### Description of the task
Among the entries below, please show each line that carries the word "mobile".

### Collected data

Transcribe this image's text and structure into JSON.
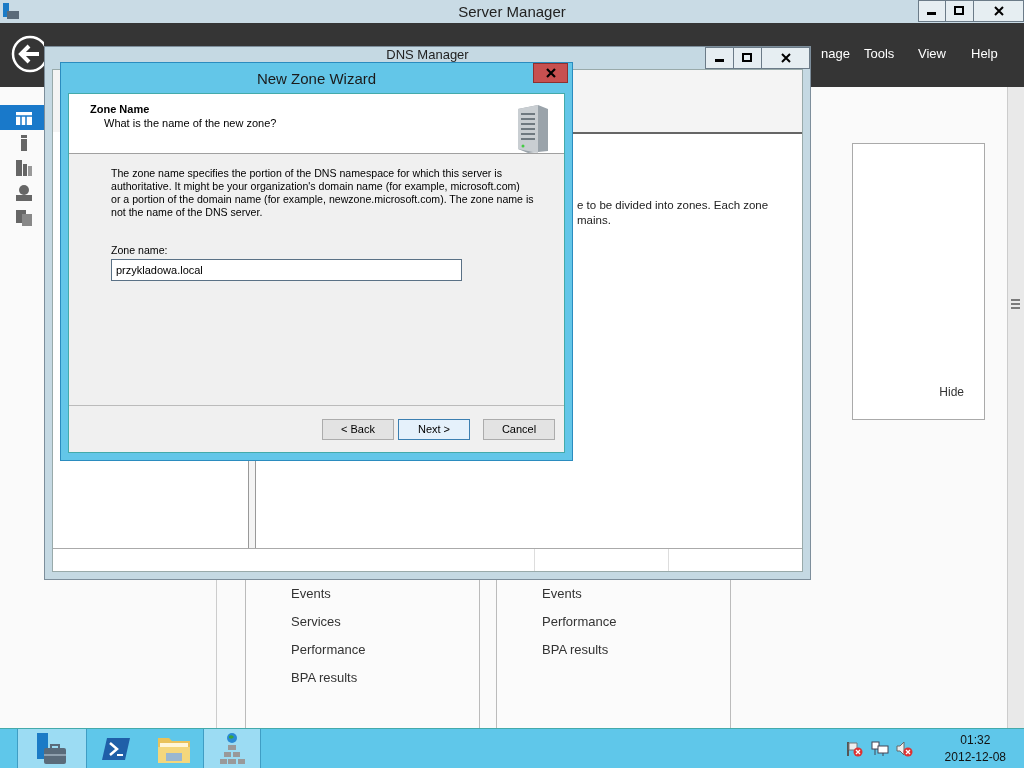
{
  "server_manager": {
    "title": "Server Manager",
    "menu": [
      "nage",
      "Tools",
      "View",
      "Help"
    ],
    "sidebar": {
      "items": [
        {
          "selected": true
        },
        {
          "selected": false
        },
        {
          "selected": false
        },
        {
          "selected": false
        },
        {
          "selected": false
        }
      ]
    },
    "hide_link": "Hide",
    "tiles": [
      {
        "links": [
          "Events",
          "Services",
          "Performance",
          "BPA results"
        ]
      },
      {
        "links": [
          "Events",
          "Performance",
          "BPA results"
        ]
      }
    ]
  },
  "dns_manager": {
    "title": "DNS Manager",
    "description_lines": [
      "e to be divided into zones. Each zone",
      "mains."
    ]
  },
  "wizard": {
    "title": "New Zone Wizard",
    "heading": "Zone Name",
    "subheading": "What is the name of the new zone?",
    "description_lines": [
      "The zone name specifies the portion of the DNS namespace for which this server is",
      "authoritative. It might be your organization's domain name (for example,  microsoft.com)",
      "or a portion of the domain name (for example, newzone.microsoft.com). The zone name is",
      "not the name of the DNS server."
    ],
    "field_label": "Zone name:",
    "zone_name": "przykladowa.local",
    "buttons": [
      {
        "label": "< Back",
        "focused": false
      },
      {
        "label": "Next >",
        "focused": true
      },
      {
        "label": "Cancel",
        "focused": false
      }
    ]
  },
  "taskbar": {
    "apps": [
      {
        "kind": "server-manager",
        "active": true
      },
      {
        "kind": "powershell",
        "active": false
      },
      {
        "kind": "explorer",
        "active": false
      },
      {
        "kind": "dns",
        "active": true
      }
    ],
    "clock": {
      "time": "01:32",
      "date": "2012-12-08"
    }
  }
}
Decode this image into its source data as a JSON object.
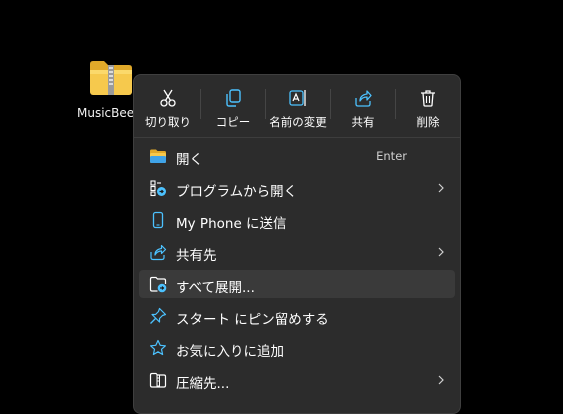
{
  "desktop": {
    "file_label": "MusicBeeS"
  },
  "context_menu": {
    "quick_actions": [
      {
        "label": "切り取り",
        "icon": "scissors-icon"
      },
      {
        "label": "コピー",
        "icon": "copy-icon"
      },
      {
        "label": "名前の変更",
        "icon": "rename-icon"
      },
      {
        "label": "共有",
        "icon": "share-icon"
      },
      {
        "label": "削除",
        "icon": "trash-icon"
      }
    ],
    "items": [
      {
        "label": "開く",
        "shortcut": "Enter",
        "icon": "folder-open-icon"
      },
      {
        "label": "プログラムから開く",
        "icon": "open-with-icon",
        "submenu": true
      },
      {
        "label": "My Phone に送信",
        "icon": "phone-icon"
      },
      {
        "label": "共有先",
        "icon": "share-icon",
        "submenu": true
      },
      {
        "label": "すべて展開...",
        "icon": "extract-icon",
        "highlighted": true
      },
      {
        "label": "スタート にピン留めする",
        "icon": "pin-icon"
      },
      {
        "label": "お気に入りに追加",
        "icon": "star-icon"
      },
      {
        "label": "圧縮先...",
        "icon": "compress-icon",
        "submenu": true
      }
    ]
  },
  "colors": {
    "desktop_bg": "#000000",
    "menu_bg": "#2c2c2c",
    "hover_bg": "#3a3a3a",
    "accent": "#4cc2ff"
  }
}
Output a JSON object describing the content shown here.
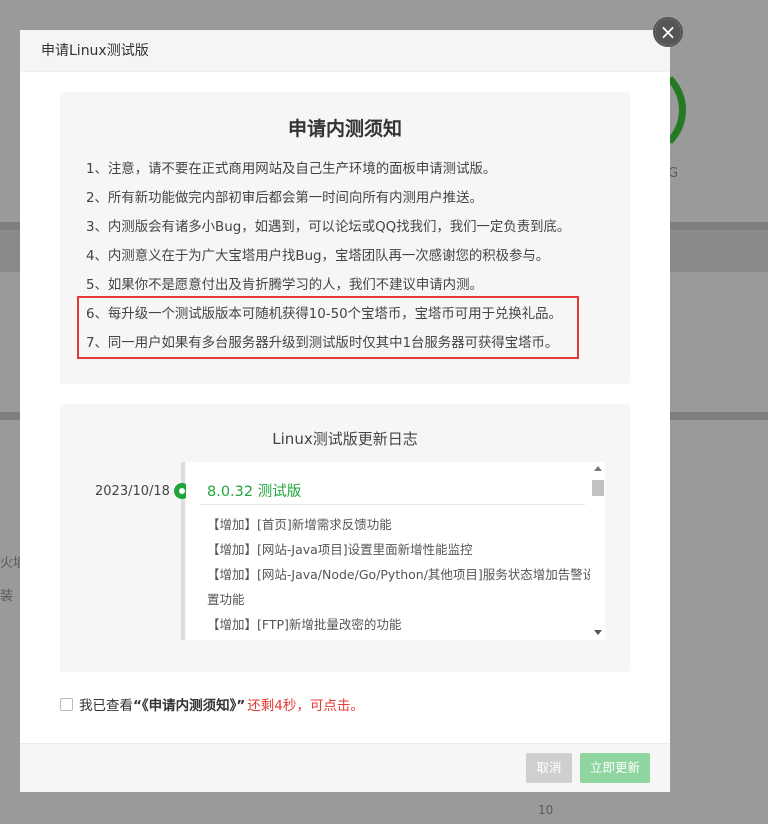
{
  "background": {
    "partial_texts": [
      "G",
      "火墙",
      "装",
      "10"
    ]
  },
  "dialog": {
    "title": "申请Linux测试版",
    "close_icon": "close-icon"
  },
  "notice": {
    "title": "申请内测须知",
    "items": [
      "1、注意，请不要在正式商用网站及自己生产环境的面板申请测试版。",
      "2、所有新功能做完内部初审后都会第一时间向所有内测用户推送。",
      "3、内测版会有诸多小Bug，如遇到，可以论坛或QQ找我们，我们一定负责到底。",
      "4、内测意义在于为广大宝塔用户找Bug，宝塔团队再一次感谢您的积极参与。",
      "5、如果你不是愿意付出及肯折腾学习的人，我们不建议申请内测。",
      "6、每升级一个测试版版本可随机获得10-50个宝塔币，宝塔币可用于兑换礼品。",
      "7、同一用户如果有多台服务器升级到测试版时仅其中1台服务器可获得宝塔币。"
    ],
    "highlight_color": "#e53935"
  },
  "changelog": {
    "title": "Linux测试版更新日志",
    "date": "2023/10/18",
    "version": "8.0.32 测试版",
    "entries": [
      "【增加】[首页]新增需求反馈功能",
      "【增加】[网站-Java项目]设置里面新增性能监控",
      "【增加】[网站-Java/Node/Go/Python/其他项目]服务状态增加告警设",
      "置功能",
      "【增加】[FTP]新增批量改密的功能"
    ],
    "accent_color": "#20a53a"
  },
  "agreement": {
    "prefix": "我已查看",
    "link_text": "“《申请内测须知》”",
    "countdown": "还剩4秒，可点击。"
  },
  "footer": {
    "cancel_label": "取消",
    "update_label": "立即更新"
  }
}
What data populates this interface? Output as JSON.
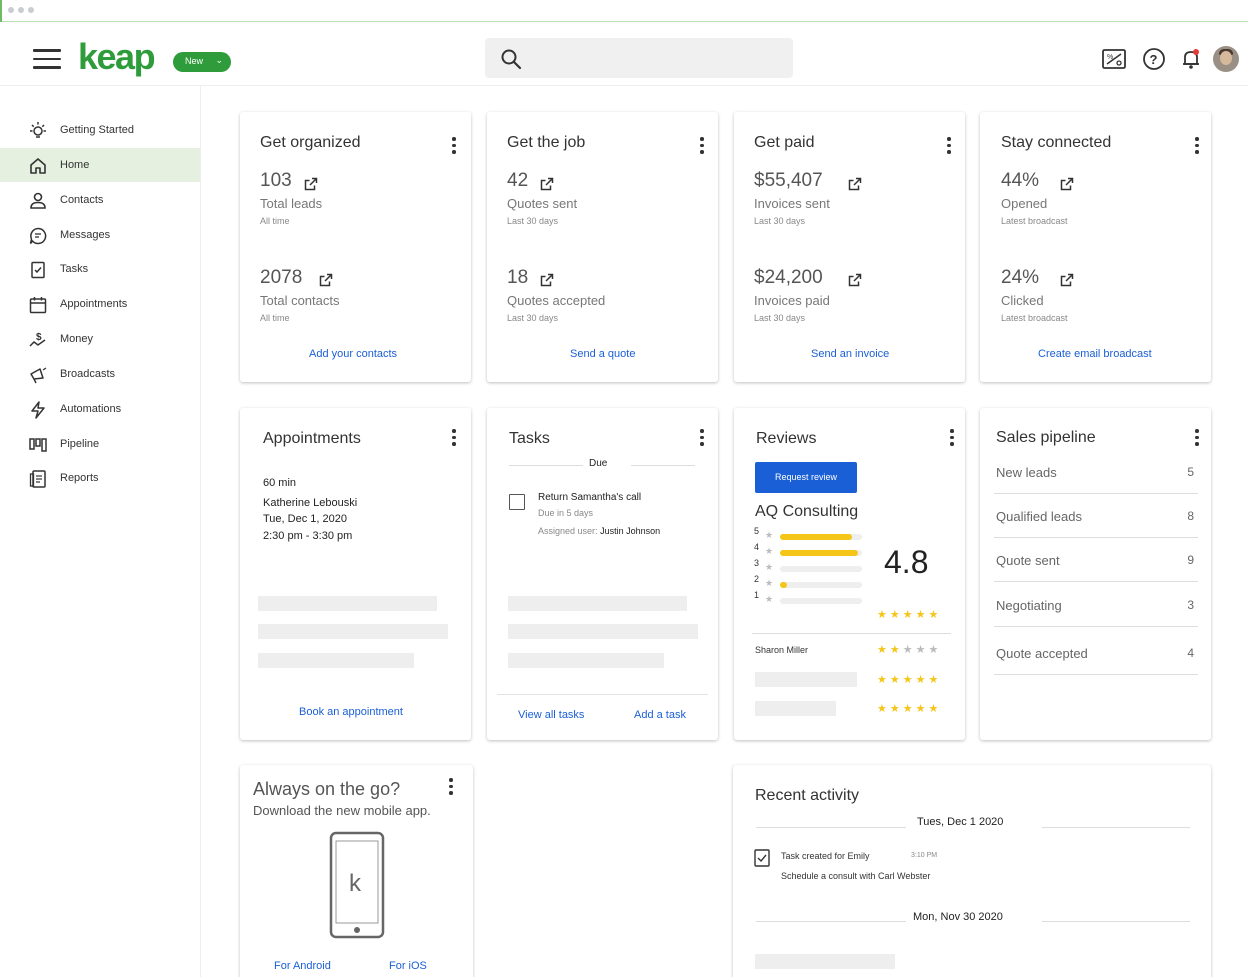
{
  "app": {
    "logo_text": "keap",
    "new_label": "New",
    "brand_color": "#2e9c3a"
  },
  "sidebar": {
    "items": [
      {
        "label": "Getting Started",
        "icon": "lightbulb-icon"
      },
      {
        "label": "Home",
        "icon": "home-icon"
      },
      {
        "label": "Contacts",
        "icon": "person-icon"
      },
      {
        "label": "Messages",
        "icon": "chat-icon"
      },
      {
        "label": "Tasks",
        "icon": "checklist-icon"
      },
      {
        "label": "Appointments",
        "icon": "calendar-icon"
      },
      {
        "label": "Money",
        "icon": "money-icon"
      },
      {
        "label": "Broadcasts",
        "icon": "megaphone-icon"
      },
      {
        "label": "Automations",
        "icon": "bolt-icon"
      },
      {
        "label": "Pipeline",
        "icon": "pipeline-icon"
      },
      {
        "label": "Reports",
        "icon": "report-icon"
      }
    ]
  },
  "cards": {
    "organized": {
      "title": "Get organized",
      "s1": "103",
      "s1_sub": "Total leads",
      "s1_tiny": "All time",
      "s2": "2078",
      "s2_sub": "Total contacts",
      "s2_tiny": "All time",
      "link": "Add your contacts"
    },
    "job": {
      "title": "Get the job",
      "s1": "42",
      "s1_sub": "Quotes sent",
      "s1_tiny": "Last 30 days",
      "s2": "18",
      "s2_sub": "Quotes accepted",
      "s2_tiny": "Last 30 days",
      "link": "Send a quote"
    },
    "paid": {
      "title": "Get paid",
      "s1": "$55,407",
      "s1_sub": "Invoices sent",
      "s1_tiny": "Last 30 days",
      "s2": "$24,200",
      "s2_sub": "Invoices paid",
      "s2_tiny": "Last 30 days",
      "link": "Send an invoice"
    },
    "connected": {
      "title": "Stay connected",
      "s1": "44%",
      "s1_sub": "Opened",
      "s1_tiny": "Latest broadcast",
      "s2": "24%",
      "s2_sub": "Clicked",
      "s2_tiny": "Latest broadcast",
      "link": "Create email broadcast"
    }
  },
  "appointments": {
    "title": "Appointments",
    "duration": "60 min",
    "name": "Katherine Lebouski",
    "date": "Tue, Dec 1, 2020",
    "time": "2:30 pm - 3:30 pm",
    "link": "Book an appointment"
  },
  "tasks": {
    "title": "Tasks",
    "due_label": "Due",
    "task": "Return Samantha's call",
    "due": "Due in 5 days",
    "assigned_label": "Assigned user:",
    "assigned_user": "Justin Johnson",
    "link1": "View all tasks",
    "link2": "Add a task"
  },
  "reviews": {
    "title": "Reviews",
    "button": "Request review",
    "business": "AQ Consulting",
    "rating": "4.8",
    "rating_stars": 4.8,
    "bars": [
      {
        "star": "5",
        "fraction": 0.88
      },
      {
        "star": "4",
        "fraction": 0.95
      },
      {
        "star": "3",
        "fraction": 0
      },
      {
        "star": "2",
        "fraction": 0.08
      },
      {
        "star": "1",
        "fraction": 0
      }
    ],
    "reviewer": "Sharon Miller",
    "reviewer_stars": 2,
    "review2_stars": 5,
    "review3_stars": 5
  },
  "pipeline": {
    "title": "Sales pipeline",
    "rows": [
      {
        "name": "New leads",
        "count": "5"
      },
      {
        "name": "Qualified leads",
        "count": "8"
      },
      {
        "name": "Quote sent",
        "count": "9"
      },
      {
        "name": "Negotiating",
        "count": "3"
      },
      {
        "name": "Quote accepted",
        "count": "4"
      }
    ]
  },
  "mobile": {
    "title": "Always on the go?",
    "subtitle": "Download the new mobile app.",
    "android": "For Android",
    "ios": "For iOS"
  },
  "activity": {
    "title": "Recent activity",
    "date1": "Tues, Dec 1 2020",
    "item_title": "Task created for Emily",
    "item_time": "3:10 PM",
    "item_desc": "Schedule a consult with Carl Webster",
    "date2": "Mon, Nov 30 2020"
  }
}
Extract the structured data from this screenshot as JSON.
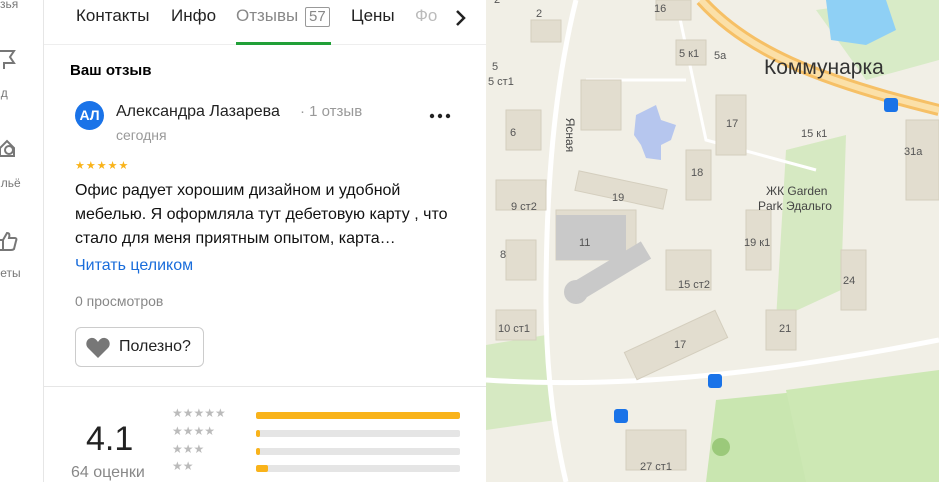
{
  "rail": {
    "items": [
      {
        "label": "узья",
        "icon": "friends-icon"
      },
      {
        "label": "ид",
        "icon": "guide-icon"
      },
      {
        "label": "ильё",
        "icon": "housing-icon"
      },
      {
        "label": "веты",
        "icon": "tips-icon"
      }
    ]
  },
  "tabs": {
    "items": [
      {
        "label": "Контакты"
      },
      {
        "label": "Инфо"
      },
      {
        "label": "Отзывы",
        "count": "57",
        "active": true
      },
      {
        "label": "Цены"
      },
      {
        "label": "Фо"
      }
    ]
  },
  "review": {
    "heading": "Ваш отзыв",
    "avatar_initials": "АЛ",
    "author": "Александра Лазарева",
    "author_reviews": "· 1 отзыв",
    "date": "сегодня",
    "stars": "★★★★★",
    "rating": 5,
    "text": "Офис радует хорошим дизайном и удобной мебелью. Я оформляла тут дебетовую карту , что стало для меня приятным опытом, карта…",
    "read_more": "Читать целиком",
    "views": "0 просмотров",
    "useful": "Полезно?"
  },
  "rating_summary": {
    "value": "4.1",
    "count_label": "64 оценки",
    "distribution": [
      {
        "stars": "★★★★★",
        "fraction": 1.0
      },
      {
        "stars": "★★★★",
        "fraction": 0.02
      },
      {
        "stars": "★★★",
        "fraction": 0.02
      },
      {
        "stars": "★★",
        "fraction": 0.06
      }
    ]
  },
  "map": {
    "labels": [
      {
        "text": "Коммунарка",
        "kind": "district"
      },
      {
        "text": "ЖК Garden",
        "kind": "complex"
      },
      {
        "text": "Park Эдальго",
        "kind": "complex"
      },
      {
        "text": "Ясная",
        "kind": "street"
      },
      {
        "text": "2"
      },
      {
        "text": "16"
      },
      {
        "text": "5 к1"
      },
      {
        "text": "5а"
      },
      {
        "text": "5 ст1"
      },
      {
        "text": "6"
      },
      {
        "text": "17"
      },
      {
        "text": "15 к1"
      },
      {
        "text": "31а"
      },
      {
        "text": "18"
      },
      {
        "text": "19"
      },
      {
        "text": "9 ст2"
      },
      {
        "text": "11"
      },
      {
        "text": "19 к1"
      },
      {
        "text": "8"
      },
      {
        "text": "15 ст2"
      },
      {
        "text": "24"
      },
      {
        "text": "10 ст1"
      },
      {
        "text": "21"
      },
      {
        "text": "17"
      },
      {
        "text": "27 ст1"
      },
      {
        "text": "5"
      },
      {
        "text": "2"
      }
    ]
  },
  "colors": {
    "accent_green": "#21a038",
    "star_yellow": "#f9b31a",
    "link_blue": "#1a6ddb",
    "avatar_blue": "#1a73e8",
    "road_orange": "#f6c066",
    "water": "#8fd0f5",
    "park_green": "#c9e6b0"
  }
}
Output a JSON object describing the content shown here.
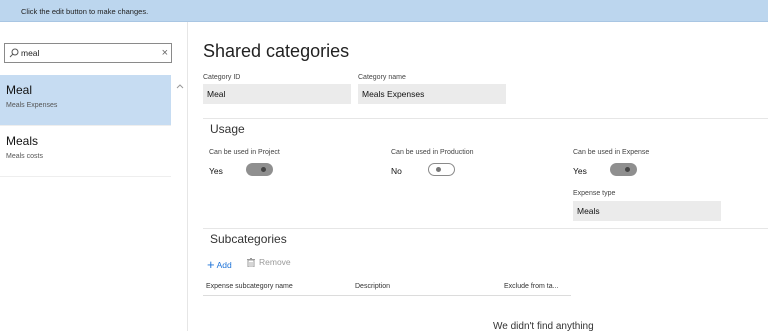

### Exercise response
  "mobile": {
    "subtitle": "Download the new mobile app.",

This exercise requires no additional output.